Two pieces of research published today, that we part-funded, provide insight into the relationship between e-cigarette use and smoking behaviour.
Researchers from the UK Centre for Tobacco & Alcohol Studies used data from a survey of 4,064 UK adults.
The research, published in Addiction, found that daily e-cigarette use was associated with increased attempts to quit smoking but did not increase the number of successful quitters.
Dr Mike Knapton, our Associate Medical Director, said: “E-cigarette use is developing rapidly and more research is needed to fully understand the potential benefits and risks to people’s health.
“This study showed that e-cigarettes did not actually increase the number of successful quitters after one year but may potentially help users to reduce smoking and make more attempts to quit.

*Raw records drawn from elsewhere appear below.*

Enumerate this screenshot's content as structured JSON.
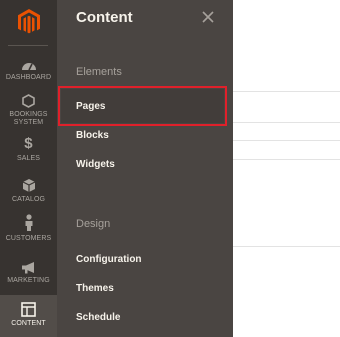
{
  "nav": {
    "items": [
      {
        "label": "DASHBOARD",
        "icon": "dashboard-icon"
      },
      {
        "label": "BOOKINGS SYSTEM",
        "icon": "hexagon-icon"
      },
      {
        "label": "SALES",
        "icon": "dollar-icon"
      },
      {
        "label": "CATALOG",
        "icon": "cube-icon"
      },
      {
        "label": "CUSTOMERS",
        "icon": "person-icon"
      },
      {
        "label": "MARKETING",
        "icon": "megaphone-icon"
      },
      {
        "label": "CONTENT",
        "icon": "layout-icon"
      }
    ],
    "logo_color": "#eb5202",
    "active": "CONTENT"
  },
  "panel": {
    "title": "Content",
    "sections": [
      {
        "title": "Elements",
        "links": [
          "Pages",
          "Blocks",
          "Widgets"
        ]
      },
      {
        "title": "Design",
        "links": [
          "Configuration",
          "Themes",
          "Schedule"
        ]
      }
    ],
    "highlighted_link": "Pages",
    "highlight_color": "#e0202a"
  }
}
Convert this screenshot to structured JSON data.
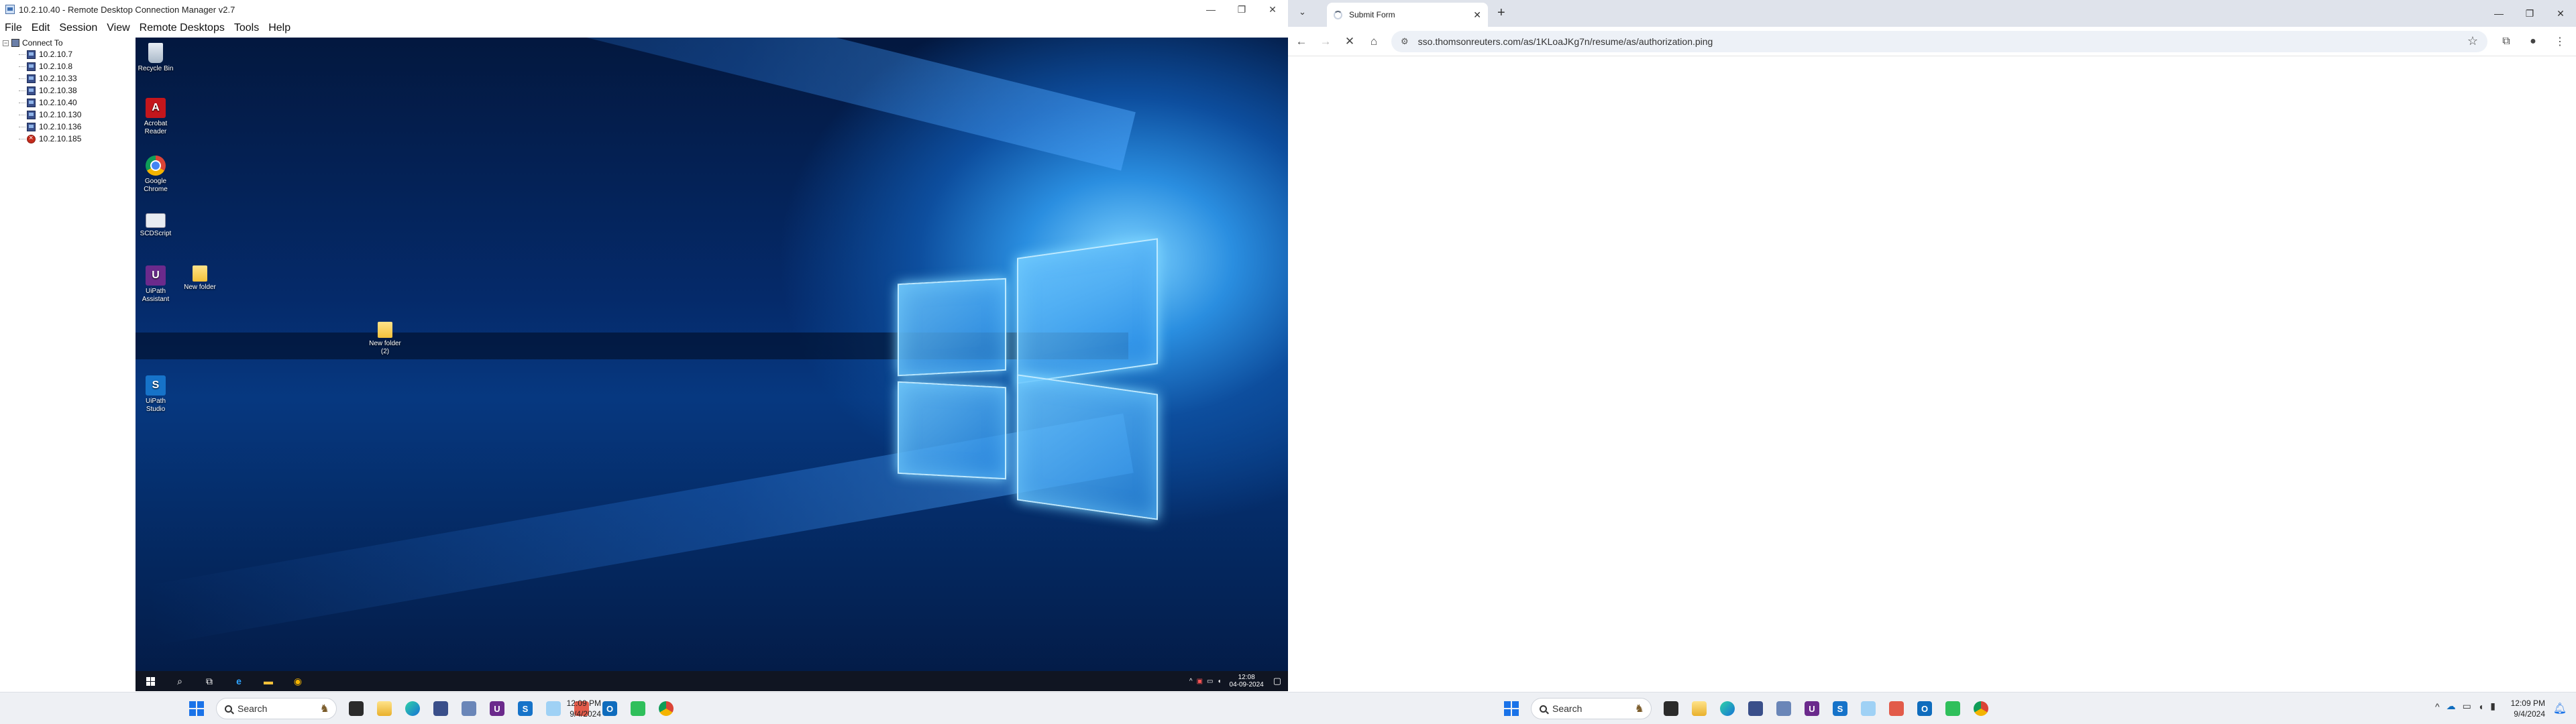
{
  "left_screen": {
    "rdcman": {
      "title": "10.2.10.40 - Remote Desktop Connection Manager v2.7",
      "window_controls": [
        "—",
        "❐",
        "✕"
      ],
      "menu": [
        "File",
        "Edit",
        "Session",
        "View",
        "Remote Desktops",
        "Tools",
        "Help"
      ],
      "tree": {
        "root_label": "Connect To",
        "servers": [
          "10.2.10.7",
          "10.2.10.8",
          "10.2.10.33",
          "10.2.10.38",
          "10.2.10.40",
          "10.2.10.130",
          "10.2.10.136",
          "10.2.10.185"
        ],
        "error_server": "10.2.10.185"
      },
      "remote_desktop": {
        "icons": {
          "recycle_bin": "Recycle Bin",
          "acrobat": "Acrobat Reader",
          "chrome": "Google Chrome",
          "scdscript": "SCDScript",
          "uipath_assistant": "UiPath Assistant",
          "new_folder": "New folder",
          "new_folder_2": "New folder (2)",
          "uipath_studio": "UiPath Studio"
        },
        "taskbar": {
          "time": "12:08",
          "date": "04-09-2024"
        }
      }
    },
    "taskbar": {
      "search_placeholder": "Search",
      "time": "12:09 PM",
      "date": "9/4/2024"
    }
  },
  "right_screen": {
    "chrome": {
      "tab_title": "Submit Form",
      "url": "sso.thomsonreuters.com/as/1KLoaJKg7n/resume/as/authorization.ping",
      "window_controls": [
        "—",
        "❐",
        "✕"
      ]
    },
    "taskbar": {
      "search_placeholder": "Search",
      "time": "12:09 PM",
      "date": "9/4/2024"
    }
  },
  "colors": {
    "accent": "#1a73e8",
    "desktop_dark": "#031a44",
    "desktop_glow": "#7fd3ff"
  }
}
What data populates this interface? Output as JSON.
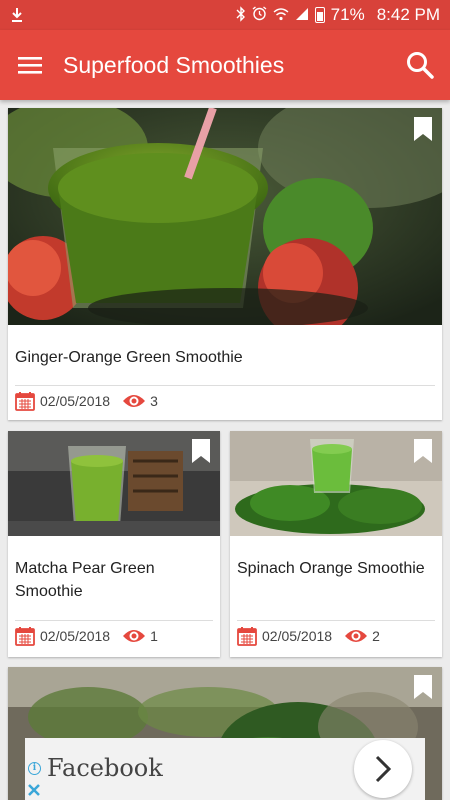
{
  "status_bar": {
    "battery": "71%",
    "time": "8:42 PM",
    "icons": [
      "download-icon",
      "bluetooth-icon",
      "alarm-icon",
      "wifi-icon",
      "signal-icon",
      "battery-icon"
    ]
  },
  "app_bar": {
    "title": "Superfood Smoothies",
    "menu_icon": "menu-icon",
    "search_icon": "search-icon"
  },
  "colors": {
    "status_bar": "#d8423a",
    "app_bar": "#e5483e",
    "accent": "#e5483e"
  },
  "recipes": [
    {
      "title": "Ginger-Orange Green Smoothie",
      "date": "02/05/2018",
      "views": "3"
    },
    {
      "title": "Matcha Pear Green Smoothie",
      "date": "02/05/2018",
      "views": "1"
    },
    {
      "title": "Spinach Orange Smoothie",
      "date": "02/05/2018",
      "views": "2"
    },
    {
      "title": "",
      "date": "",
      "views": ""
    }
  ],
  "ad": {
    "label": "Facebook",
    "info_icon": "info-icon",
    "close_icon": "close-icon",
    "arrow_icon": "chevron-right-icon"
  }
}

“E-cigarettes are a nicotine product that may reduce the harm associated with smoking but there are also concerns about e-cigarette use in young people, re-normalisation of smoking, deterring successful smoking cessation and questions about the long-term safety.”
The research, published in Nicotine & Tobacco Research, found that smokers who used tanks, that can be refilled, were more likely to quit smoking than non e-cigarette users.
Dr Mike Knapton added: “This research suggests that smokers who use tanks on a daily basis may be more likely to have quit smoking after a year than those who use other types of e-cigarettes, or do not use them at all.
“This is an interesting insight although the original survey was carried out in 2012 and may not reflect current use.
“As the use of e-cigarettes grows rapidly, with an estimated 2.1 million users in the UK, understanding the relationships between e-cigarette use and smoking cessation is critical in moving towards a smoke-free world.”